======== Supplied entries
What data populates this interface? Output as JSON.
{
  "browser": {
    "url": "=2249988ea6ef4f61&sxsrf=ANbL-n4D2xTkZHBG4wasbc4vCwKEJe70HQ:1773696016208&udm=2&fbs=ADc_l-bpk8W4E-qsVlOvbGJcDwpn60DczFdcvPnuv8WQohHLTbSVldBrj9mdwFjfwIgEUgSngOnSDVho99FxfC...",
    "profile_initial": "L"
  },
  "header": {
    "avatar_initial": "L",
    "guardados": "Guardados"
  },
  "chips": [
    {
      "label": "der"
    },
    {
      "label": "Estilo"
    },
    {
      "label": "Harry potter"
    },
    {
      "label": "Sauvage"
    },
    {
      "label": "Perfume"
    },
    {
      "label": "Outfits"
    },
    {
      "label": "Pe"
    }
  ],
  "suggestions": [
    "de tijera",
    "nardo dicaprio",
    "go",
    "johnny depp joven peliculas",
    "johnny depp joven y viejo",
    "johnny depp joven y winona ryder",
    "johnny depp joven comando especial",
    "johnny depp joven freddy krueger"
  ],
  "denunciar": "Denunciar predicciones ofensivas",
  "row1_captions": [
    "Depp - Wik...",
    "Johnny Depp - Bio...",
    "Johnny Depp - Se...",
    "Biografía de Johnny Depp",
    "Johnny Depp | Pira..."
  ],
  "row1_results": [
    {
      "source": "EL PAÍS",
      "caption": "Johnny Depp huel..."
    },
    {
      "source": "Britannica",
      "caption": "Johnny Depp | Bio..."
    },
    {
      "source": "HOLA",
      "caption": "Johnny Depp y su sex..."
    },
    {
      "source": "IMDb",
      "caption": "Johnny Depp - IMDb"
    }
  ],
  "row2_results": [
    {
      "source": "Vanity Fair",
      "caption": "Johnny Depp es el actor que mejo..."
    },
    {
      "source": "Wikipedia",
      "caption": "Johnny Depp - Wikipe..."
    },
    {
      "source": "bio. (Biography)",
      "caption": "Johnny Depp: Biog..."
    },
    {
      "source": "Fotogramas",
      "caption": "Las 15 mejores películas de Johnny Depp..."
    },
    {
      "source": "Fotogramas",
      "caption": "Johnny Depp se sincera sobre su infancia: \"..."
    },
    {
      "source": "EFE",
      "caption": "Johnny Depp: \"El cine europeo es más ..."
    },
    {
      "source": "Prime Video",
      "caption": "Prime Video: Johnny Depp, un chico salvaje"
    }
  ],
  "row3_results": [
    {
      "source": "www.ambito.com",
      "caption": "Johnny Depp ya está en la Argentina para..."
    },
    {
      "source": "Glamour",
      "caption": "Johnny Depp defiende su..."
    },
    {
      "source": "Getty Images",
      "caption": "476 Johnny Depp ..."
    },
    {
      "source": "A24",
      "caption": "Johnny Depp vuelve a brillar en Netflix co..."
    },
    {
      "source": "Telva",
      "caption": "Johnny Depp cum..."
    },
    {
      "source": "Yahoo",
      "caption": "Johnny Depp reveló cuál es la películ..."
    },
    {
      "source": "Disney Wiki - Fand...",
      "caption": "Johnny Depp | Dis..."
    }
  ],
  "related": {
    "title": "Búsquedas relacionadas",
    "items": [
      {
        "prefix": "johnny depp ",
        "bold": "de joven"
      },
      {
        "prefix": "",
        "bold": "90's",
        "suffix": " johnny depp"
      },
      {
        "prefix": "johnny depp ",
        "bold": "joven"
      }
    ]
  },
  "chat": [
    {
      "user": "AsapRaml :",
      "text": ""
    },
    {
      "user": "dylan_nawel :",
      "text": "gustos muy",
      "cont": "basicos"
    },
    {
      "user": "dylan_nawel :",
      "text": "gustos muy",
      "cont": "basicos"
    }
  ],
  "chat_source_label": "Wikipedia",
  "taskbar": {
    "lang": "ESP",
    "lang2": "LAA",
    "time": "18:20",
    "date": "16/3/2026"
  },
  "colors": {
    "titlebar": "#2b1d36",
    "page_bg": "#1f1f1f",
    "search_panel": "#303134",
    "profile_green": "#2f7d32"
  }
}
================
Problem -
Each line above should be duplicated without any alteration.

Output below -
What data populates this interface? Output as JSON.
{
  "browser": {
    "url": "=2249988ea6ef4f61&sxsrf=ANbL-n4D2xTkZHBG4wasbc4vCwKEJe70HQ:1773696016208&udm=2&fbs=ADc_l-bpk8W4E-qsVlOvbGJcDwpn60DczFdcvPnuv8WQohHLTbSVldBrj9mdwFjfwIgEUgSngOnSDVho99FxfC...",
    "profile_initial": "L"
  },
  "header": {
    "avatar_initial": "L",
    "guardados": "Guardados"
  },
  "chips": [
    {
      "label": "der"
    },
    {
      "label": "Estilo"
    },
    {
      "label": "Harry potter"
    },
    {
      "label": "Sauvage"
    },
    {
      "label": "Perfume"
    },
    {
      "label": "Outfits"
    },
    {
      "label": "Pe"
    }
  ],
  "suggestions": [
    "de tijera",
    "nardo dicaprio",
    "go",
    "johnny depp joven peliculas",
    "johnny depp joven y viejo",
    "johnny depp joven y winona ryder",
    "johnny depp joven comando especial",
    "johnny depp joven freddy krueger"
  ],
  "denunciar": "Denunciar predicciones ofensivas",
  "row1_captions": [
    "Depp - Wik...",
    "Johnny Depp - Bio...",
    "Johnny Depp - Se...",
    "Biografía de Johnny Depp",
    "Johnny Depp | Pira..."
  ],
  "row1_results": [
    {
      "source": "EL PAÍS",
      "caption": "Johnny Depp huel..."
    },
    {
      "source": "Britannica",
      "caption": "Johnny Depp | Bio..."
    },
    {
      "source": "HOLA",
      "caption": "Johnny Depp y su sex..."
    },
    {
      "source": "IMDb",
      "caption": "Johnny Depp - IMDb"
    }
  ],
  "row2_results": [
    {
      "source": "Vanity Fair",
      "caption": "Johnny Depp es el actor que mejo..."
    },
    {
      "source": "Wikipedia",
      "caption": "Johnny Depp - Wikipe..."
    },
    {
      "source": "bio. (Biography)",
      "caption": "Johnny Depp: Biog..."
    },
    {
      "source": "Fotogramas",
      "caption": "Las 15 mejores películas de Johnny Depp..."
    },
    {
      "source": "Fotogramas",
      "caption": "Johnny Depp se sincera sobre su infancia: \"..."
    },
    {
      "source": "EFE",
      "caption": "Johnny Depp: \"El cine europeo es más ..."
    },
    {
      "source": "Prime Video",
      "caption": "Prime Video: Johnny Depp, un chico salvaje"
    }
  ],
  "row3_results": [
    {
      "source": "www.ambito.com",
      "caption": "Johnny Depp ya está en la Argentina para..."
    },
    {
      "source": "Glamour",
      "caption": "Johnny Depp defiende su..."
    },
    {
      "source": "Getty Images",
      "caption": "476 Johnny Depp ..."
    },
    {
      "source": "A24",
      "caption": "Johnny Depp vuelve a brillar en Netflix co..."
    },
    {
      "source": "Telva",
      "caption": "Johnny Depp cum..."
    },
    {
      "source": "Yahoo",
      "caption": "Johnny Depp reveló cuál es la películ..."
    },
    {
      "source": "Disney Wiki - Fand...",
      "caption": "Johnny Depp | Dis..."
    }
  ],
  "related": {
    "title": "Búsquedas relacionadas",
    "items": [
      {
        "prefix": "johnny depp ",
        "bold": "de joven"
      },
      {
        "prefix": "",
        "bold": "90's",
        "suffix": " johnny depp"
      },
      {
        "prefix": "johnny depp ",
        "bold": "joven"
      }
    ]
  },
  "chat": [
    {
      "user": "AsapRaml :",
      "text": ""
    },
    {
      "user": "dylan_nawel :",
      "text": "gustos muy",
      "cont": "basicos"
    },
    {
      "user": "dylan_nawel :",
      "text": "gustos muy",
      "cont": "basicos"
    }
  ],
  "chat_source_label": "Wikipedia",
  "taskbar": {
    "lang": "ESP",
    "lang2": "LAA",
    "time": "18:20",
    "date": "16/3/2026"
  },
  "colors": {
    "titlebar": "#2b1d36",
    "page_bg": "#1f1f1f",
    "search_panel": "#303134",
    "profile_green": "#2f7d32"
  }
}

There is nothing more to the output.